“And what for? A little bit of money” despaired Fargo’s original heroine cop Margie Gunderson after witnessing some truly gruesome work involving a woodchipper.
In the case of the Molopo saga, there’s been enough blood and gore of a corporate variety to do a Coen Brothers script proud.
In this case the prize for the squabbling parties is rather a lot of money: $55m of cash worth 22c a share.
For months Molopo has been under siege from Aurora Funds Management and Keybridge Capital, which are linked with banned director Nicholas Bolton and Perth corporate raider Farooq Khan.
Having declared unacceptable circumstances, the Takeovers Panel in mid June ordered Aurora and Keybridge to sell most of their Molopo shares because in effect the parties involved were acting in concert without telling the market.
Undeterred, Aurora in July offered 18c a share, at least 88 per cent by way of units in Aurora’s absolute return fund.
In September this offer was reduced to 13c a share, to reflect the “value dilutive” effect of Molopo’s $8.5m purchase of a half-stake in a Florida oil and gas explorer, Orient FRC.
Then Keybridge forced a second meeting to install its nominee William Johnson and ditch Molopo chairman and CEO Alexandre Gabovich.
At the initial meeting in June, holders rejected Keybridge’s attempt to appoint three new directors, including Johnson and former ASIC chairman Tony Hartnell.
Curiously, at the second meeting held on November 10, holders again rejected a motion to appoint Johnson. But out of frustration at Molopo’s lack of direction they also voted to turf the France-based, board-endorsed Gabovich from the board.
Now prominent fundie Geoff Wilson’s Wilson Asset Management has donned his white knight cape and flagged a 13.5c a share off market cash offer for Molopo, conditional on 50.1 per cent acceptance and a court hearing initiated by Keybridge being resolved.
(Keybridge in part is seeking access to Molopo documents pertaining to the Orient FRC purchase). Normally, an offer pitched at a 40 per cent discount to the intrinsic worth of a share (that is, WAM’s) would be one for the circular file.

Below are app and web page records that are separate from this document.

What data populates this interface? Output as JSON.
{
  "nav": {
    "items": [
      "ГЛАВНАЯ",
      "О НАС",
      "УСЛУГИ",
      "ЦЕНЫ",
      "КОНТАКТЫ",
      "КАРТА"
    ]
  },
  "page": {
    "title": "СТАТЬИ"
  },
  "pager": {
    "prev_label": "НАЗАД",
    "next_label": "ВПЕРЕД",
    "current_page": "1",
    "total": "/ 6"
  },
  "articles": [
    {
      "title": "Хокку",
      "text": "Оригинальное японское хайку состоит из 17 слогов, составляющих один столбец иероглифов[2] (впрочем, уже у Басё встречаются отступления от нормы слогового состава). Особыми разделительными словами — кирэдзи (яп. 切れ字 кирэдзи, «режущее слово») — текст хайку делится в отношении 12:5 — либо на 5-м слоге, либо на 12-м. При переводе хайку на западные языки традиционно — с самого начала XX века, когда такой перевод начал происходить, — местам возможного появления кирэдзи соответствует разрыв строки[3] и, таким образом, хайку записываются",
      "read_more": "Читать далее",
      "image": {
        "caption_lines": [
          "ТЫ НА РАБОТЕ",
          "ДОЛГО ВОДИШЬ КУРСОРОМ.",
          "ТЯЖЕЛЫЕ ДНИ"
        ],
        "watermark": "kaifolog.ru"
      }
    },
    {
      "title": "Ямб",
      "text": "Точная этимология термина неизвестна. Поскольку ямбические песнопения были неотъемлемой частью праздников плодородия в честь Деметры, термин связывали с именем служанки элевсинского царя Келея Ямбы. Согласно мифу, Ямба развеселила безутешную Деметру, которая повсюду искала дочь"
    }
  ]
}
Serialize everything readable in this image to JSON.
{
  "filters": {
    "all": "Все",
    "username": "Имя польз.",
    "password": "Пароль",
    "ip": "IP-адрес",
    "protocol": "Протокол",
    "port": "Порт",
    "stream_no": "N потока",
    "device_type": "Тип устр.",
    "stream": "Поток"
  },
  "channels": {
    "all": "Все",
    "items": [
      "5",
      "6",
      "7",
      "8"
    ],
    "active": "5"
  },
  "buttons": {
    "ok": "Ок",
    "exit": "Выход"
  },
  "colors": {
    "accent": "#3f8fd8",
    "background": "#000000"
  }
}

But in this case, at least WAM’s offer is solid cash and gives holders an escape route given Molopo shares have been in suspended animation since late July.
That said, Molopo’s 3900 shareholders have seen it all before and may be happy to hang on for the next comical episode. Wizened investors will recall that in 2011 a shareholder group backed by Max property developer Max Beck, pokies king Bruce Mathieson and ex Woolworths chief Roger Corbett ousted the original board.
But by late 2014 the reconstituted board (including Beck) were also on their way, citing lack of support for their so-called Three Pillars turnaround plan.
Given Wilson doesn’t resile from a fight and neither does the Bolton/Khan camp, the Molopo saga is far from over.